Special kudos go to the brilliant cinematographer Harris Savides, who has shot several of Gus Van Sant’s films, including the 2002 Cannes Fest Palme d’Or winner, “Elephant. Savides’ incredibly flexible and dynamic camera is performing marvels in both the exterior and interior sites (a major challenge considering how tiny the space is).
Stephen Dorff, in his 40s now, is still handsome, but in a cool, rugged way.   Tall (with extremely long legs) for her age, and extremely photogenic, Elle Fanning (Dakota’s sister) is a natural for the camera.  Rendering low-key, understated, and naturalistic performances, both Dorff and Fanning are very well cast, establishing an extremely strong chemistry–just watch the way that they look at each other.  Singly and jointly, they turn a small film like “Somewhere” into an appealing experience at the movies.
We have seen a lot of Hollywood movies and TV telepics about the relationships of fathers and daughters, (or sons), and they are usually conform to the genre of a psychological melodramas, defined by emotional crises, turning points, and pat resolutions.  Deviating from the norm, “Somewhere” is a decidedly different kind of movie, one in which the silences and gestures are far more important than verbal exchanges.
Though made on a modest budget, the film was a box-office flop.

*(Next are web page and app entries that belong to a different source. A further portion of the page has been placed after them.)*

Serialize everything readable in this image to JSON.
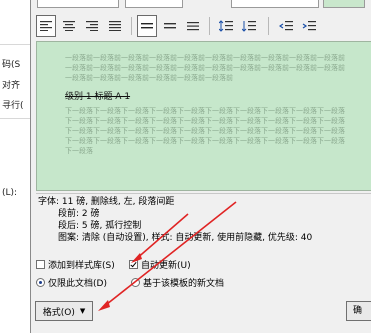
{
  "background_window": {
    "labels": [
      "码(S",
      "对齐",
      "寻行(",
      "(L):"
    ]
  },
  "preview": {
    "sample_text": "级别 1 标题 A 1",
    "gray_lines": [
      "一段落前一段落前一段落前一段落前一段落前一段落前一段落前一段落前一段落前一段落前",
      "一段落前一段落前一段落前一段落前一段落前一段落前一段落前一段落前一段落前一段落前",
      "一段落前一段落前一段落前一段落前一段落前一段落前",
      "下一段落下一段落下一段落下一段落下一段落下一段落下一段落下一段落下一段落下一段落",
      "下一段落下一段落下一段落下一段落下一段落下一段落下一段落下一段落下一段落下一段落",
      "下一段落下一段落下一段落下一段落下一段落下一段落下一段落下一段落下一段落下一段落",
      "下一段落下一段落下一段落下一段落下一段落下一段落下一段落下一段落下一段落下一段落",
      "下一段落"
    ]
  },
  "description": {
    "line1": "字体: 11 磅, 删除线, 左, 段落间距",
    "line2": "段前: 2 磅",
    "line3": "段后: 5 磅, 孤行控制",
    "line4": "图案: 清除 (自动设置), 样式: 自动更新, 使用前隐藏, 优先级: 40"
  },
  "options": {
    "add_to_gallery_label": "添加到样式库(S)",
    "add_to_gallery_checked": false,
    "auto_update_label": "自动更新(U)",
    "auto_update_checked": true,
    "only_this_doc_label": "仅限此文档(D)",
    "only_this_doc_selected": true,
    "new_docs_label": "基于该模板的新文档",
    "new_docs_selected": false
  },
  "buttons": {
    "format_label": "格式(O)",
    "right_button_label": "确"
  },
  "colors": {
    "preview_bg": "#c6e7cb",
    "arrow": "#e02424"
  },
  "icons": [
    "align-left-icon",
    "align-center-icon",
    "align-right-icon",
    "justify-icon",
    "align-left-selected-icon",
    "align-center-icon",
    "align-right-icon",
    "line-spacing-increase-icon",
    "line-spacing-decrease-icon",
    "indent-decrease-icon",
    "indent-increase-icon"
  ]
}
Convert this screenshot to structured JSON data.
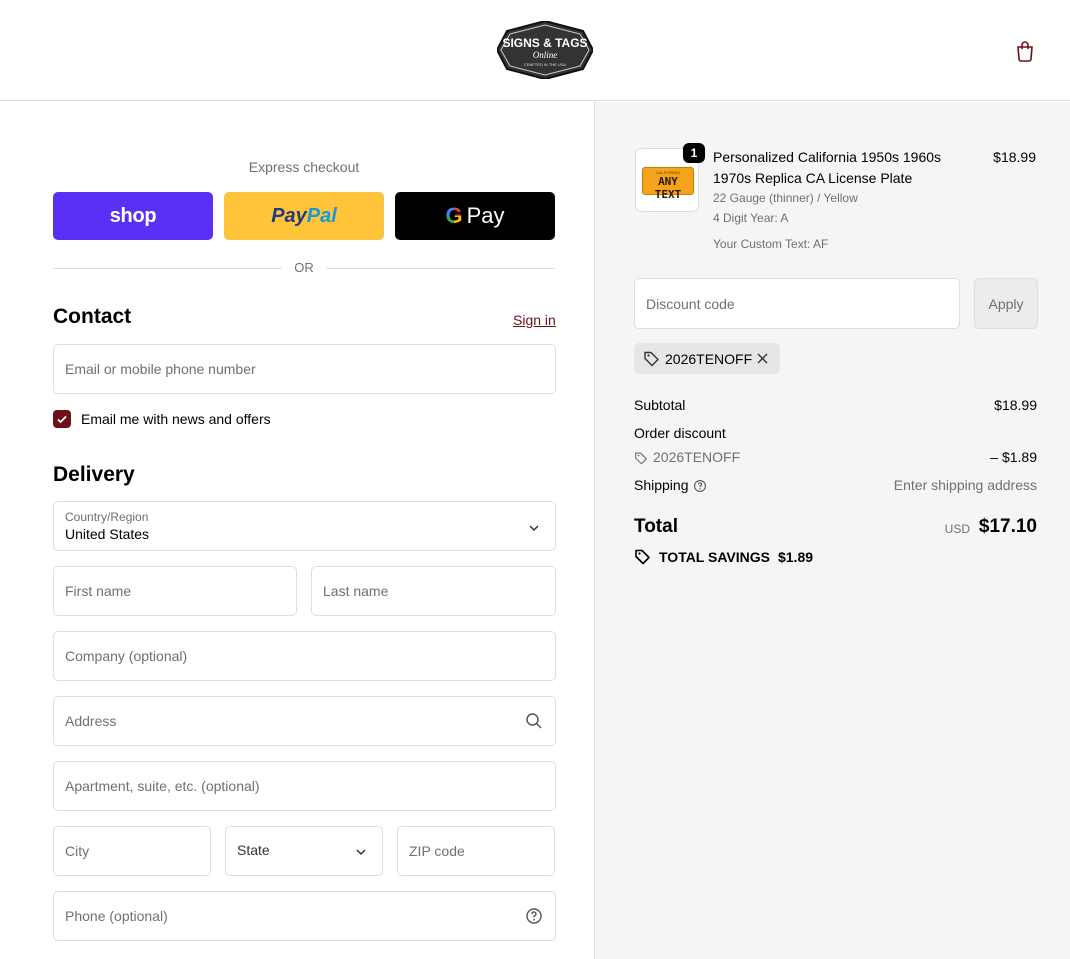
{
  "header": {
    "logo_line1": "SIGNS & TAGS",
    "logo_line2": "Online",
    "logo_line3": "CRAFTED IN THE USA",
    "cart_icon": "shopping-bag-icon"
  },
  "express": {
    "title": "Express checkout",
    "shop_label": "shop",
    "paypal_label_1": "Pay",
    "paypal_label_2": "Pal",
    "gpay_label": "Pay",
    "or_label": "OR"
  },
  "contact": {
    "title": "Contact",
    "sign_in": "Sign in",
    "email_placeholder": "Email or mobile phone number",
    "newsletter_label": "Email me with news and offers",
    "newsletter_checked": true
  },
  "delivery": {
    "title": "Delivery",
    "country_label": "Country/Region",
    "country_value": "United States",
    "first_name": "First name",
    "last_name": "Last name",
    "company": "Company (optional)",
    "address": "Address",
    "apartment": "Apartment, suite, etc. (optional)",
    "city": "City",
    "state": "State",
    "zip": "ZIP code",
    "phone": "Phone (optional)"
  },
  "summary": {
    "item": {
      "quantity": "1",
      "title": "Personalized California 1950s 1960s 1970s Replica CA License Plate",
      "price": "$18.99",
      "variant": "22 Gauge (thinner) / Yellow",
      "digit_year": "4 Digit Year: A",
      "custom_text": "Your Custom Text: AF",
      "plate_text": "ANY TEXT",
      "plate_top": "CALIFORNIA"
    },
    "discount_placeholder": "Discount code",
    "apply_label": "Apply",
    "applied_code": "2026TENOFF",
    "subtotal_label": "Subtotal",
    "subtotal_value": "$18.99",
    "order_discount_label": "Order discount",
    "discount_code": "2026TENOFF",
    "discount_value": "– $1.89",
    "shipping_label": "Shipping",
    "shipping_value": "Enter shipping address",
    "total_label": "Total",
    "currency": "USD",
    "total_value": "$17.10",
    "savings_label": "TOTAL SAVINGS",
    "savings_value": "$1.89"
  },
  "colors": {
    "accent": "#6b1218",
    "shop": "#5a31f4",
    "paypal": "#ffc439",
    "summary_bg": "#f5f5f5"
  }
}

Directed and written by Sofia Coppola
Produced by G. Mac Brown, Roman Coppola, Sofia Coppola

Music by Phoenix
Cinematography Harris Savides
Edited by Sarah Flack

Production: Pathé Distribution, Medusa Film, Tohokushinsha, American Zoetrope

Distributed by Focus Features

Release date: September 11, 2010 (Venice Film Fest); December 22, 2010 (US)

Running time:  98 minutes
Budget $7 million
Box office $13.9 million